[[ EXERCISE INPUT open ]]
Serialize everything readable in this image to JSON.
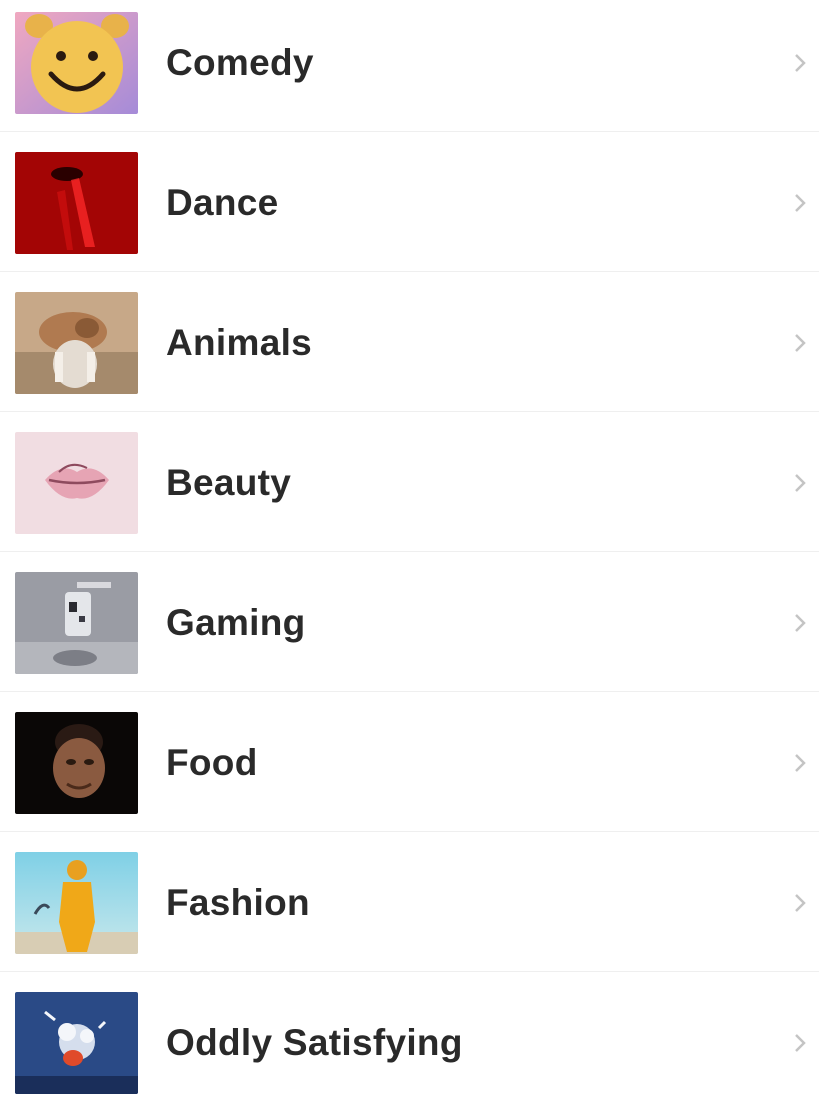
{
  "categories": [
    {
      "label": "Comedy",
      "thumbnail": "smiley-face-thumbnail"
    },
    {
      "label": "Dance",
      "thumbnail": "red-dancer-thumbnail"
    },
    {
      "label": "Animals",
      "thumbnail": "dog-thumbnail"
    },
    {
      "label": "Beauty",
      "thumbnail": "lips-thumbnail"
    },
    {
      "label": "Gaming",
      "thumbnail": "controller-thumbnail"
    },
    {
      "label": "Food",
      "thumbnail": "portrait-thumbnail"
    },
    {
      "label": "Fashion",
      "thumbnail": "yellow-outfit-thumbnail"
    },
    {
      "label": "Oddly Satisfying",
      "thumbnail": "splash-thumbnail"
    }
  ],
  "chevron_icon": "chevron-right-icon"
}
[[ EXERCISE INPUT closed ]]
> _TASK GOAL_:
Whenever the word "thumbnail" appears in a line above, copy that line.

> _OUTPUT OF THE TASK_:
      "thumbnail": "smiley-face-thumbnail"
      "thumbnail": "red-dancer-thumbnail"
      "thumbnail": "dog-thumbnail"
      "thumbnail": "lips-thumbnail"
      "thumbnail": "controller-thumbnail"
      "thumbnail": "portrait-thumbnail"
      "thumbnail": "yellow-outfit-thumbnail"
      "thumbnail": "splash-thumbnail"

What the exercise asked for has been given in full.